What is the number of lines below that hold "processing"? Answer with that number only.

◆ RECORDS PROVIDED ◆
__________________________________________________

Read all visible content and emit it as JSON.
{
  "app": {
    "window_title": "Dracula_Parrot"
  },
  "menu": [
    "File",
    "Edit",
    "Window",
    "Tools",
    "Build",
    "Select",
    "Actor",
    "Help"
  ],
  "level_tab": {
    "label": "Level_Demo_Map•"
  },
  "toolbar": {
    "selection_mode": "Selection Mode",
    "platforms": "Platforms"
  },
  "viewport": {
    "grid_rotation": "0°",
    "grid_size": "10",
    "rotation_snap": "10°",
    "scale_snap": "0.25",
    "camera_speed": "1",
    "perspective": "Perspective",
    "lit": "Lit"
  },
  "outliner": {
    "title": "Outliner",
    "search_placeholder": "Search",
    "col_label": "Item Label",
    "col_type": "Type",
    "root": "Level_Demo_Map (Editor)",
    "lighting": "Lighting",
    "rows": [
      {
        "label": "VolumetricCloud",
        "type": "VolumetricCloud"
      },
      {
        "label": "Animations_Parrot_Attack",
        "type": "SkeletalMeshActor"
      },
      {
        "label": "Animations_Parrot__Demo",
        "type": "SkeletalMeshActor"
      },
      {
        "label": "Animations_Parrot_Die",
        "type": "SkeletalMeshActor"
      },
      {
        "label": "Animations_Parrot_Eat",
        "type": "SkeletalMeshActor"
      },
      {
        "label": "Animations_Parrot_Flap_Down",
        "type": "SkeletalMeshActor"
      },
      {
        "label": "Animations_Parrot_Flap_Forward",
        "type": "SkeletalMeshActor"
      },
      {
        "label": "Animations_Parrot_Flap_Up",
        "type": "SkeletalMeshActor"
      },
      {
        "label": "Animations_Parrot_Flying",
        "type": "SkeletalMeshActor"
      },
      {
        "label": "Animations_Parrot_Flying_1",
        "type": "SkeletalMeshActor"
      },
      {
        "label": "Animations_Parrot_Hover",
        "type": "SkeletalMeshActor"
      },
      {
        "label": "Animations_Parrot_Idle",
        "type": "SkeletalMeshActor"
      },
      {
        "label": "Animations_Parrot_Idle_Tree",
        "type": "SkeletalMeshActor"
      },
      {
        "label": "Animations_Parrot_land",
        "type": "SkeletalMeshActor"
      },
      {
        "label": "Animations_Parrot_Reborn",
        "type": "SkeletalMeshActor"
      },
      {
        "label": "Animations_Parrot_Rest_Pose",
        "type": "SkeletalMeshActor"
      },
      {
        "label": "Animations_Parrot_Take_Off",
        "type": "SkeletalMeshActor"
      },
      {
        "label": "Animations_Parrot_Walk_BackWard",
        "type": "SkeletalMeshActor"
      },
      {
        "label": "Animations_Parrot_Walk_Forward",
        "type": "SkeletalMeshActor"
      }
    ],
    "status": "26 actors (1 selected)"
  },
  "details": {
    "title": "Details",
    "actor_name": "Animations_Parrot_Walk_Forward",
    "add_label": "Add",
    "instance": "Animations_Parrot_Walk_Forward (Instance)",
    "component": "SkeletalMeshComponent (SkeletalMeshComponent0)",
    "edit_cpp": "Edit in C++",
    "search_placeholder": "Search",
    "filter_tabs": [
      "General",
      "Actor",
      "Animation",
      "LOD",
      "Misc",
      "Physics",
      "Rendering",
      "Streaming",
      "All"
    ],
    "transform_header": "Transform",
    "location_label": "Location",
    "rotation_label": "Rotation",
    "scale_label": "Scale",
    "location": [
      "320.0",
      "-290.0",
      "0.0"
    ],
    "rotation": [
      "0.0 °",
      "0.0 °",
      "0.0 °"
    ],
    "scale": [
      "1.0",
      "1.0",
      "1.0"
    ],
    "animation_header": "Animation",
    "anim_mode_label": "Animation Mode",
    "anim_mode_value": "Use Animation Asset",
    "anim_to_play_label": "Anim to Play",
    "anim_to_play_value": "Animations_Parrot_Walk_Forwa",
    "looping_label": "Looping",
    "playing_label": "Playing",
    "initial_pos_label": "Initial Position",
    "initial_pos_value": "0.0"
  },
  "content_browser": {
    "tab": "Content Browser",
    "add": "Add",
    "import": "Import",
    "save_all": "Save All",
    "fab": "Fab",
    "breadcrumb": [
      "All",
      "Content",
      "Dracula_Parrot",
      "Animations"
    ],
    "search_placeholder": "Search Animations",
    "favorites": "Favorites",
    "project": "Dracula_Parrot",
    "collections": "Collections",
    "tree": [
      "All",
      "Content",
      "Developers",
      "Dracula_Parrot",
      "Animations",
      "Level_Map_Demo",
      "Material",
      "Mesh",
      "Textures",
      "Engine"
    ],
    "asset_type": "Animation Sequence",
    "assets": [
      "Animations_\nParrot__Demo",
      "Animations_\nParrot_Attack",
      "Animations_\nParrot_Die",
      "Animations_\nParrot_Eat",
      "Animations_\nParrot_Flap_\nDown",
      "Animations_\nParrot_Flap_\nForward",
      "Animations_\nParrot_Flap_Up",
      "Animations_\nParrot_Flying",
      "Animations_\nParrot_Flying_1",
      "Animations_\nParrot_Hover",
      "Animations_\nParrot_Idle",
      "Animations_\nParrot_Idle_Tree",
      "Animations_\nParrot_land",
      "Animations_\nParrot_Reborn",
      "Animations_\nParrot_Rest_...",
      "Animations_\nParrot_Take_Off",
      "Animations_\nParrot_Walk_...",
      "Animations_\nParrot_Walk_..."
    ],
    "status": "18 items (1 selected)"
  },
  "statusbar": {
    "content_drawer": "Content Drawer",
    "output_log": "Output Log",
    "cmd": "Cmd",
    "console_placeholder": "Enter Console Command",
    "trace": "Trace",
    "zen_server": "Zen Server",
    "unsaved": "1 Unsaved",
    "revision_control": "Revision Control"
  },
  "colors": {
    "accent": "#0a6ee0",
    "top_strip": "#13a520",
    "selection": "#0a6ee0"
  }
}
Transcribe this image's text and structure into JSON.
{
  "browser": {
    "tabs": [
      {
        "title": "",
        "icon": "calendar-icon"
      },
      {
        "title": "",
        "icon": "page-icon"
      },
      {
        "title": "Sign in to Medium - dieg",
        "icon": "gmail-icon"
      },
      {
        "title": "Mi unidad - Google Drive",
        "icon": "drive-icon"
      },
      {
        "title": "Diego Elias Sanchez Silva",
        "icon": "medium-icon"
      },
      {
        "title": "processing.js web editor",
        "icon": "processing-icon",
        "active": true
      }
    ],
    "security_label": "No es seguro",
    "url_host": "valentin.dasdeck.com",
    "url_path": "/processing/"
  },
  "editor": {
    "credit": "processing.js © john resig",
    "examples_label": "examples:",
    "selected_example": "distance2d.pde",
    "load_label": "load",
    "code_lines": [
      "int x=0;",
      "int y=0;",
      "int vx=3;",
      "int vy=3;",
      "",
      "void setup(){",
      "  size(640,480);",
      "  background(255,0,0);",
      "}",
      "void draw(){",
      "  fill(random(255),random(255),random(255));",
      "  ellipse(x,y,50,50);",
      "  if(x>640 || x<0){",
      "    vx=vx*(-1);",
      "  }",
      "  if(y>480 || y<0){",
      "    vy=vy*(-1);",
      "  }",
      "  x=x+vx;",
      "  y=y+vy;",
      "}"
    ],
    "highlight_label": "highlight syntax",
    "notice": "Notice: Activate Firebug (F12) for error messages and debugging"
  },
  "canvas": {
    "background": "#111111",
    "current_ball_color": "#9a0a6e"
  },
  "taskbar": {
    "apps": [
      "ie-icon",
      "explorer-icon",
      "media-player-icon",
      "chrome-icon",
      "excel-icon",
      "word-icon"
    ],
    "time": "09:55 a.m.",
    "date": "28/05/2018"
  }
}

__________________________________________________

◆ TASK ANSWER ◆
4